I could watch people indefinitely. I wonder sometimes what our world would be like if we could actually SEE one another. If we could understand what motivates our differing responses to life, our different ways of coping, our different expressions of love, affection, and intimacy. I wonder how we would relate to one another if we stopped being so afraid and threatened by how other people live and behave. I wish that I would live in less fear and judgement of people who annoy, frustrate, and frighten me.
When I'm sitting in the mall, and I'm worrying about raising my own kids, and wondering what it would be like if I had it to do again, if that wee baby with the Starbucks cup was mine, and I could try again, no mistakes this time, it's not because I really want to start over. It's because its all so messed up. It's because I wish we could all just SEE one another. It's because when they're little and in the stroller and they laugh just as easily as they cry, they're so fresh. We get to be so hopeful that they'll grow up loving their neighbours, having courage, being joyful, showing gratitude, loving life. We get to dream that we could show them how to see one another, how to swim upstream when they need to, how to embrace freedom instead of fear. It's because I hope I've given my kids enough so that when a boy comes to school wearing tight jeans and an infinity scarf, it won't be my kids sniggering and mocking. I hope I've given them enough so that they'll spend their energy caring for others instead of focusing on their own rightness and their peer's perceived wrongness.
I miss my kids sometimes. I miss how when they were little, I knew how to gather them up in my lap, make them laugh by kissing their neck folds, reading them story after story. I miss that a trip to the library, the park or the pool was always welcomed. My kids are biggish now, and I know that whatever I've done, said, and shown them is already shaping them forever. The days of the lit up polar bears at the mall are behind us now, and Starbucks cups are only fun when they're full. Shopping for clothes usually means me driving Jane to the mall and being patient while she makes her own selections.
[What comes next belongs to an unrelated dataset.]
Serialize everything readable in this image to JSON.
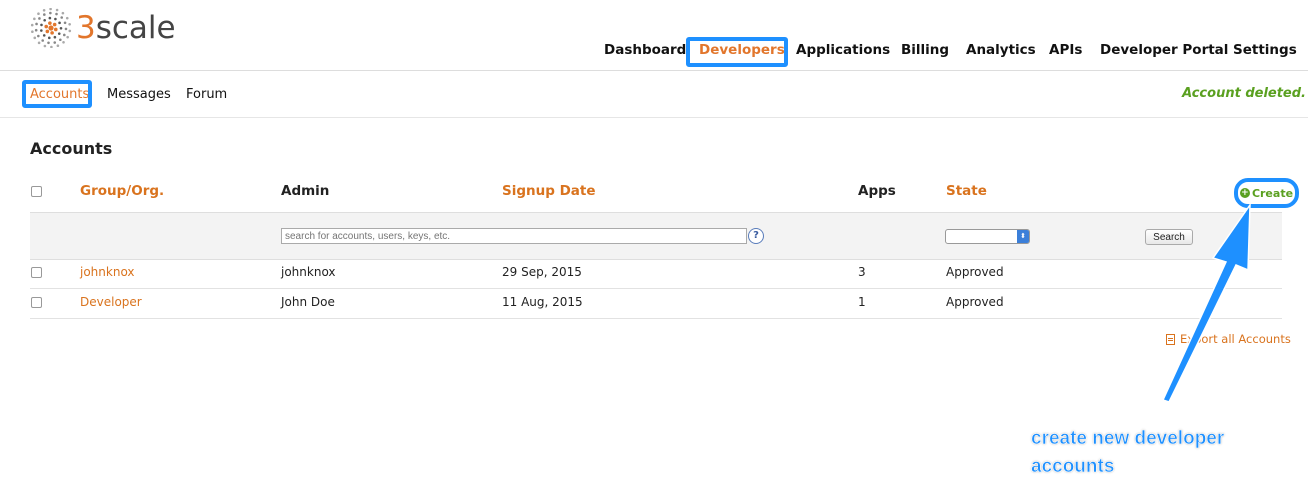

Which finds me sitting in the corridor, watching and wondering.